    Th concept of personality is widely recognised as being centralin Psychology, Yet its nature and the ways in which it can be defined andmeasured are questions on which psychologists are in considerabled---greant. There are few words in the English language which have sucha fascination, even for the general public, as the term personality.According to Webster's Dicticnary (1961) there are a number ofalternatives:

    The quality or state of being a person and not anabstraction, thing, or lower being.

    The complex of characteristics that distirgis ap rticular individual or characterises him in hisrelationships with others.

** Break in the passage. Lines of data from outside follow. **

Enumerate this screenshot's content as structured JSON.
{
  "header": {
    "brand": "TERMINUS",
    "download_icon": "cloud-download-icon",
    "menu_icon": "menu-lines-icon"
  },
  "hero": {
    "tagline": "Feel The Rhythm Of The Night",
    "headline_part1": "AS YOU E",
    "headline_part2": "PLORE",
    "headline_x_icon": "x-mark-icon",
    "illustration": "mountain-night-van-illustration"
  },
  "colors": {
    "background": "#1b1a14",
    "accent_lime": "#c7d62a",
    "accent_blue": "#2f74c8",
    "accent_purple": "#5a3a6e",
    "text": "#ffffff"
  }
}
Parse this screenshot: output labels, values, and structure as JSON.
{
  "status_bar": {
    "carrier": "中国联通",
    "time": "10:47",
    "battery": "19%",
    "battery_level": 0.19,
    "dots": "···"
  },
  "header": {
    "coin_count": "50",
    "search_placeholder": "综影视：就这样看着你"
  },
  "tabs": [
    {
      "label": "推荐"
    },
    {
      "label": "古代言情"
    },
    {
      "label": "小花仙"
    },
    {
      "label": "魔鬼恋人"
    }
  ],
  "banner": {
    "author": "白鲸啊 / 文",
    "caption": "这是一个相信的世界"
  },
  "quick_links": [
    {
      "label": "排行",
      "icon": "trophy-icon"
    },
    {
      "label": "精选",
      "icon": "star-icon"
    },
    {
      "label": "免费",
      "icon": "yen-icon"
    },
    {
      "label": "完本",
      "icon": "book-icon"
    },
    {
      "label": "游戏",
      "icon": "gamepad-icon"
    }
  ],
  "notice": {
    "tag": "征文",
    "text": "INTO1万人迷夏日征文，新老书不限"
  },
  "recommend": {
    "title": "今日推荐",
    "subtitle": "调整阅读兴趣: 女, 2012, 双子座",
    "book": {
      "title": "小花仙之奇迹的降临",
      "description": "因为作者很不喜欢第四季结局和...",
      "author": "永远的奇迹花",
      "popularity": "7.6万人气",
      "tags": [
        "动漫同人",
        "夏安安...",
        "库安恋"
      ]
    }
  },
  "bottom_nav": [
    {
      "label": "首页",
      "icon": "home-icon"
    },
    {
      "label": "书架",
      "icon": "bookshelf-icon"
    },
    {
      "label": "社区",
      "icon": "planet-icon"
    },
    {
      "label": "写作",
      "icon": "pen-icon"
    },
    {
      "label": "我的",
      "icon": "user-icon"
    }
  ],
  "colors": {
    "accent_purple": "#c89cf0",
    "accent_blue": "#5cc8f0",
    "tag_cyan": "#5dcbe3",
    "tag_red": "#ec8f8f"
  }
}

    The totality of an individual's emergent tendencies to actor behave especially self-consciously or to act on, Interactwith, perceive, react to, or otherwise meaningfullyinfluence or experience his environment.

    The organisation of the individual's distinguishingcharacter traits, attitudes, or habits. (p. 1687).

    ' ~These alternative definitis comvey some of the contradictionsthat plague the area of personality. The first alternative represents arather global, philosophical point of view and one wtich psychologistsconsider too broad. The secc-Ix definition does provide a firmr foundationfor research, but exctly what characteristics or coplex ofcharacteristics should be ememined? At one time or another al ot everyhumn attribute has been studied as a distinguishing characteristic, forinstance, Sheldon's (1940) body-type theory of personality. The thirddefinition emphasises the study of behaviour. It represen the view thatIf psychology is to be scientific, it must only deal with what isobservable. Behaviour is observable, hence psychology must be the study ofbehaviour. However, cn could add sam confusion by asking whetherbehaviour is defined as including thinking. The fourth definition suggestsconsideratio of individual character traits or habits. These areconvenient map to denote mntal states that presumably underlie variousbehaviour patterns, yet are difficult to measure because they are hard todefine.

    It Is obvious, therefore, that the word "personality" is used invarious senses. However, mot of these popular meanings fall under one oftwo hedi . The first usage equates the term to social skill oradrotnes. By this, Hall and Lidzey (1957) suggest that an Individual'spersonality is aessed by the effectiveness with which he is able toelicit positive reactions from a variety of persons under different

  • -6-

    circumstances. It is in this se that schools which specialise in

    glamrIsing the female intend the term when they refer to corses in"personlity training". Likewise. the teacher who refers to a student aspresenting a personality problem is probably indicating that his socialskills are not deqiate to maintain satisfactory relations with his fellowstudents and the teacher. The second uag ccmiders the personality ofthe in ividual to be described by the most outstanding or salientlmlpression which he creates In others. Thus, Hall and Lindzey (1957)

    suggest a person may be said to bave n "ar esee persomality" or a"ubmi ersonalty"'. In each camse the observer selects an attributeor quality which is highly typical of the subject and wich is presmably

    isan poItant part of the overall I mon wich he crat In others, andhis personality is Identified by this term. It is clear that there is anelement of evaluation in both usages.

    While the diversity in ordinary use of the word personality mayseem considerable, it is overshad by the variety of meanings w